I expect that we might possibly have gone to Defcon 2 during 9/11 if there had been an actual nation we could identify at the time as being responsible/the ongoing threat. As it was, events were too confusing and nonspecific at the time, and our response was more...forensic? Like, "What happened here?", rather than "Prepare for X situation."
eregyrn
Mar. 1st, 2005 12:30 pm (UTC)
I've run across some quotes from folks at, like, NORAD, who said that the situation on 9/11 was like *nothing* they had ever seen before. Because there was that necessity of internal examination rather than external examination. (Not watching the skies for missiles coming in from outside US borders, but watching the entirety of US airspace for a diffuse possible threat.)

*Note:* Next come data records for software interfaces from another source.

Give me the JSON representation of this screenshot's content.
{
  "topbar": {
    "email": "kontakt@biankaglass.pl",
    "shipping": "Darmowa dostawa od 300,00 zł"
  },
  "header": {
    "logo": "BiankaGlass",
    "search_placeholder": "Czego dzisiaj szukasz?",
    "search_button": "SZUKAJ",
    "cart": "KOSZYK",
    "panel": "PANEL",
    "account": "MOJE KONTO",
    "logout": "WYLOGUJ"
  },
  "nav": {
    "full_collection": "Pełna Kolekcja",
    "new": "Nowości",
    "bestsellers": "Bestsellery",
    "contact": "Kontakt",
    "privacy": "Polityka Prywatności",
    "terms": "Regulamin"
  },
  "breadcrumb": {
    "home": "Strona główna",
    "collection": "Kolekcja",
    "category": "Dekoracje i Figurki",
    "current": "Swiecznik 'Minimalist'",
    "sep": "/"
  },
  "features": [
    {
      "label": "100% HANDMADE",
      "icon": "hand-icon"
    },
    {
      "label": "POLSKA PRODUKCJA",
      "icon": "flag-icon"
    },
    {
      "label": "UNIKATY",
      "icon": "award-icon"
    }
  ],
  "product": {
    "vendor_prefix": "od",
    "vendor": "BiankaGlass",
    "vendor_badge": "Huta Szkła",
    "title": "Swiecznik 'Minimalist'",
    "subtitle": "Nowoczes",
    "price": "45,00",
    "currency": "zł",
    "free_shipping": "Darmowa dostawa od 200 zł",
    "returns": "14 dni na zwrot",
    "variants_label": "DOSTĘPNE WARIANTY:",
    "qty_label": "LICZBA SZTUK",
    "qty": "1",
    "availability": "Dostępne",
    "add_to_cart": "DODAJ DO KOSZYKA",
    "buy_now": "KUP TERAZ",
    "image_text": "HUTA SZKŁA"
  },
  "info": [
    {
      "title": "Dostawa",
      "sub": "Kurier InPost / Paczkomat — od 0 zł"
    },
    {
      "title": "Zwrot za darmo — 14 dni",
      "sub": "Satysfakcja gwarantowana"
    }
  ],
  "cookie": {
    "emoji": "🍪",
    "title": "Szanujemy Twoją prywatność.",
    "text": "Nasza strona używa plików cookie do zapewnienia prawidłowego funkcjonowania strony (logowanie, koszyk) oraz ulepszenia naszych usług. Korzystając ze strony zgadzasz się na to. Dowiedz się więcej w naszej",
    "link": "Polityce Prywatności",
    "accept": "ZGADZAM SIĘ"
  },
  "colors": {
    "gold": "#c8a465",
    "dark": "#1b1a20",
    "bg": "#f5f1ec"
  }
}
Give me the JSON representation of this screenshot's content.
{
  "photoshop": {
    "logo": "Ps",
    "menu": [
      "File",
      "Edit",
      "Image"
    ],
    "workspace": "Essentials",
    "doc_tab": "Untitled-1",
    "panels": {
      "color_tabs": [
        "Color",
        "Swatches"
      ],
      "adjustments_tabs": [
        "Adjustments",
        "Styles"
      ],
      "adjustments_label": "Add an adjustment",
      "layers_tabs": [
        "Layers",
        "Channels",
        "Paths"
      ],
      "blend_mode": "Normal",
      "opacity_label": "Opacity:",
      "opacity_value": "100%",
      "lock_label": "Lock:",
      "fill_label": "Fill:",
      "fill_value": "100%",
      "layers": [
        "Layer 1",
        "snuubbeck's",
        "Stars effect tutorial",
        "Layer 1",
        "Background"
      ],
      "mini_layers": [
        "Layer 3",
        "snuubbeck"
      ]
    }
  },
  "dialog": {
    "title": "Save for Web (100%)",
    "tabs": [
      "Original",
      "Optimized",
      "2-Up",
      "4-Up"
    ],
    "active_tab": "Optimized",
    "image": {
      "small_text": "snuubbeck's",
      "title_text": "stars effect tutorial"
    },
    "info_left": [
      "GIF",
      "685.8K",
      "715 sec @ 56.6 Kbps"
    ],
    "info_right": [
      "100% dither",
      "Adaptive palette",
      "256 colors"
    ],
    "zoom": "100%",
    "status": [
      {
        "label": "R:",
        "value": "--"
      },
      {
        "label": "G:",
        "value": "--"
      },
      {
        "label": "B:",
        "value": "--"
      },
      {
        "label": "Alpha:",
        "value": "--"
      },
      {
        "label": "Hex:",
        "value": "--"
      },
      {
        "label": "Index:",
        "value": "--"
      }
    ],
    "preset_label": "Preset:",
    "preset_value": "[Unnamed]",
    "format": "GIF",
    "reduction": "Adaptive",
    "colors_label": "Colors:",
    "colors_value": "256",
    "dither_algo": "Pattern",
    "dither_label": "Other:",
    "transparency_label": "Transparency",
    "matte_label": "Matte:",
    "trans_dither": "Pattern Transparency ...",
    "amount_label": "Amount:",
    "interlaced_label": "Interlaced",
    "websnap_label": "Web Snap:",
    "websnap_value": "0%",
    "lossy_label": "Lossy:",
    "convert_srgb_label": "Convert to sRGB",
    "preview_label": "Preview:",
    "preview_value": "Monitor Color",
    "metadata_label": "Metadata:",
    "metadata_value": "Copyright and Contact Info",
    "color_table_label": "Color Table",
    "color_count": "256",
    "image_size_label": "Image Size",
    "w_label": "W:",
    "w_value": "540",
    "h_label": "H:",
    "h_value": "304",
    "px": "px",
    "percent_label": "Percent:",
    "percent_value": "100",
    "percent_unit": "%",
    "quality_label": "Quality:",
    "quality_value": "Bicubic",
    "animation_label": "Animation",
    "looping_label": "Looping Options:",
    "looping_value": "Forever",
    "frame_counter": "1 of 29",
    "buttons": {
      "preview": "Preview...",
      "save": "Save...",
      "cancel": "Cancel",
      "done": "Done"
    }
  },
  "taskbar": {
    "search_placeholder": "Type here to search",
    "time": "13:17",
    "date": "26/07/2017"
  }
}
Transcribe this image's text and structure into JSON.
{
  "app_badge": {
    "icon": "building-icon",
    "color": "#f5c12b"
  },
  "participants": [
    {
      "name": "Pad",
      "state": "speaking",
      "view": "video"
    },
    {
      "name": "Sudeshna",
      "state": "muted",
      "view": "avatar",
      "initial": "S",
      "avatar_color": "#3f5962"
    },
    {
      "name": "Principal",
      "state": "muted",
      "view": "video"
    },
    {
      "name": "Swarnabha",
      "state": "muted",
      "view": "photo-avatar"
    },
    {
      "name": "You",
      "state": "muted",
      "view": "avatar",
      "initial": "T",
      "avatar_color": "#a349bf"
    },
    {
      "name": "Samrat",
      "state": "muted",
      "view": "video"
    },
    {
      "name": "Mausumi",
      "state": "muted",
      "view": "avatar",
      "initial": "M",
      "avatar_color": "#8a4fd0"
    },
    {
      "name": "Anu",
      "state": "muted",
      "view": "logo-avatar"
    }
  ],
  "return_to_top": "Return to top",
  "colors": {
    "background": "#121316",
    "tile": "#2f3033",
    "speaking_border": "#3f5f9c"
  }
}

I think that what probably kept the US from going to Defcon 2, then, is that by the time the situation had been evaluated (hell, not even Defcon 3 was declared *immediately* -- I was running into reports that they were still kind of dithering over that, after the second tower was hit, and just prior to the Pentagon itself being hit) enough, it was determined that everything was successfully grounded. Hypothetically, though -- had Defcon 3 been declared the moment the second plane went into the Tower, I could have seen things going to Defcon 2 when it was determined that there were planes in the air that should be the targets of pre-emptive airstrikes. But the problem, as you point out, is that things were so confused that by the time they realized there were other planes *to* target, the threat was over (the strikes had either been made or been averted, and then, nothing else was in the air).

Or, perhaps I am still misreading the use of the system, and everything that "needed" to be accomplished on that day could be accomplished at the level of Defcon 3.

Oh -- I hadn't really found firm quotes that I felt good about, regarding who can declare what and when and what the flow is. But in general, the impression I got from what I saw while looking around was -- it's the president or the Joint Chiefs. Defcon 3 on 9/11 was declared by Gen. Myers, not by the president (which was a sticking point in the report of the 9/11 commission, which was pointing out this factually, as apparently the White House had vaguely indicated that *it* had declared the Defcon level, when it had not).

Also ran across, but would like to verify, the idea that theatre commanders can declare a Defcon for their theatre. (So, forces in, say, Iraq or Afghanistan can be at a different Defcon level from the U.S. in general.)
katie_m
Mar. 1st, 2005 02:25 pm (UTC)
Oh, interesting! Thank you.
jenlev
Mar. 1st, 2005 04:13 pm (UTC)
this is fascinating. and it makes me think about how difficult it would be for the sgc to compartmentalize their situation from the rest of the country (and planet). how long before they'd have to explain to someone whey the levels had gone up at say...3am on a tuesday when nothing 'on earth' was going on?

which makes me think about the methods and capacity they would have for actually keeping the stargate a secret. and how that secret might begin to be revealed.

:)
nostalgia_lj
Mar. 10th, 2005 03:47 am (UTC)
Hey, wouldn't the US have been at Defcon 1 for the first time ever when the SGC fucked with the Russians that time? Huh.

Round my old way, Defcon 1 was an annual rave in the old Sekrit Nuclear Bunker.
( 7 comments — Leave a comment )